## TASK
Here is the listing. Print it exactly.

## PROVIDED MATERIAL
━━━━━━━━━━━━━━━━

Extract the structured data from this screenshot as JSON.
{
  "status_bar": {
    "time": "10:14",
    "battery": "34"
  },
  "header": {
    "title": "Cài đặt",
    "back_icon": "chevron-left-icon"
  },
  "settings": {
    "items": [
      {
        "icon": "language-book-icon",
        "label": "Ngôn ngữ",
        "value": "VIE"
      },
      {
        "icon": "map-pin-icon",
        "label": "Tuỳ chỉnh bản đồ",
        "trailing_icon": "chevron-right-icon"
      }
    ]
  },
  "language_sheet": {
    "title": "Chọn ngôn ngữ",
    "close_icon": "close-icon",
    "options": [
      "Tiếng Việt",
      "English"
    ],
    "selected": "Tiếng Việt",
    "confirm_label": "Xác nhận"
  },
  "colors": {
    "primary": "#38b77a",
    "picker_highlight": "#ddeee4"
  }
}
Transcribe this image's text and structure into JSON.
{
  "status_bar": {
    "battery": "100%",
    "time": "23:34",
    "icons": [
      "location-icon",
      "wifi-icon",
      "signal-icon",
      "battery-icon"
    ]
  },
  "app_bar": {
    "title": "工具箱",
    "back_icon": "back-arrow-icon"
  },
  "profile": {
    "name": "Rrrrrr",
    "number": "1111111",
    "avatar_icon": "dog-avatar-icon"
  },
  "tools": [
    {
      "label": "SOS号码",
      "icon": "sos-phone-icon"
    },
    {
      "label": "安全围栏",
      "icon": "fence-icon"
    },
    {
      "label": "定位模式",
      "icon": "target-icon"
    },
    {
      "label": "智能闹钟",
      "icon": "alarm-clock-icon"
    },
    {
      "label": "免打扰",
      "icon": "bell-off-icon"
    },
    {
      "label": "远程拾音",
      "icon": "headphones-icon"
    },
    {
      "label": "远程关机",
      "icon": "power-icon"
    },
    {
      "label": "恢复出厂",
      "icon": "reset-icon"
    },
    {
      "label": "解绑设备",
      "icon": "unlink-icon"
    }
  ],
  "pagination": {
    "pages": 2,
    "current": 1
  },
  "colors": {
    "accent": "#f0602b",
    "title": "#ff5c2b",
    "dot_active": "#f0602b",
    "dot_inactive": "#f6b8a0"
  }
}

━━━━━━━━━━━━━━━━

## THE ANSWER
Extract the structured data from this screenshot as JSON.
{
  "status_bar": {
    "time": "10:14",
    "battery": "34"
  },
  "header": {
    "title": "Cài đặt",
    "back_icon": "chevron-left-icon"
  },
  "settings": {
    "items": [
      {
        "icon": "language-book-icon",
        "label": "Ngôn ngữ",
        "value": "VIE"
      },
      {
        "icon": "map-pin-icon",
        "label": "Tuỳ chỉnh bản đồ",
        "trailing_icon": "chevron-right-icon"
      }
    ]
  },
  "language_sheet": {
    "title": "Chọn ngôn ngữ",
    "close_icon": "close-icon",
    "options": [
      "Tiếng Việt",
      "English"
    ],
    "selected": "Tiếng Việt",
    "confirm_label": "Xác nhận"
  },
  "colors": {
    "primary": "#38b77a",
    "picker_highlight": "#ddeee4"
  }
}
Transcribe this image's text and structure into JSON.
{
  "status_bar": {
    "battery": "100%",
    "time": "23:34",
    "icons": [
      "location-icon",
      "wifi-icon",
      "signal-icon",
      "battery-icon"
    ]
  },
  "app_bar": {
    "title": "工具箱",
    "back_icon": "back-arrow-icon"
  },
  "profile": {
    "name": "Rrrrrr",
    "number": "1111111",
    "avatar_icon": "dog-avatar-icon"
  },
  "tools": [
    {
      "label": "SOS号码",
      "icon": "sos-phone-icon"
    },
    {
      "label": "安全围栏",
      "icon": "fence-icon"
    },
    {
      "label": "定位模式",
      "icon": "target-icon"
    },
    {
      "label": "智能闹钟",
      "icon": "alarm-clock-icon"
    },
    {
      "label": "免打扰",
      "icon": "bell-off-icon"
    },
    {
      "label": "远程拾音",
      "icon": "headphones-icon"
    },
    {
      "label": "远程关机",
      "icon": "power-icon"
    },
    {
      "label": "恢复出厂",
      "icon": "reset-icon"
    },
    {
      "label": "解绑设备",
      "icon": "unlink-icon"
    }
  ],
  "pagination": {
    "pages": 2,
    "current": 1
  },
  "colors": {
    "accent": "#f0602b",
    "title": "#ff5c2b",
    "dot_active": "#f0602b",
    "dot_inactive": "#f6b8a0"
  }
}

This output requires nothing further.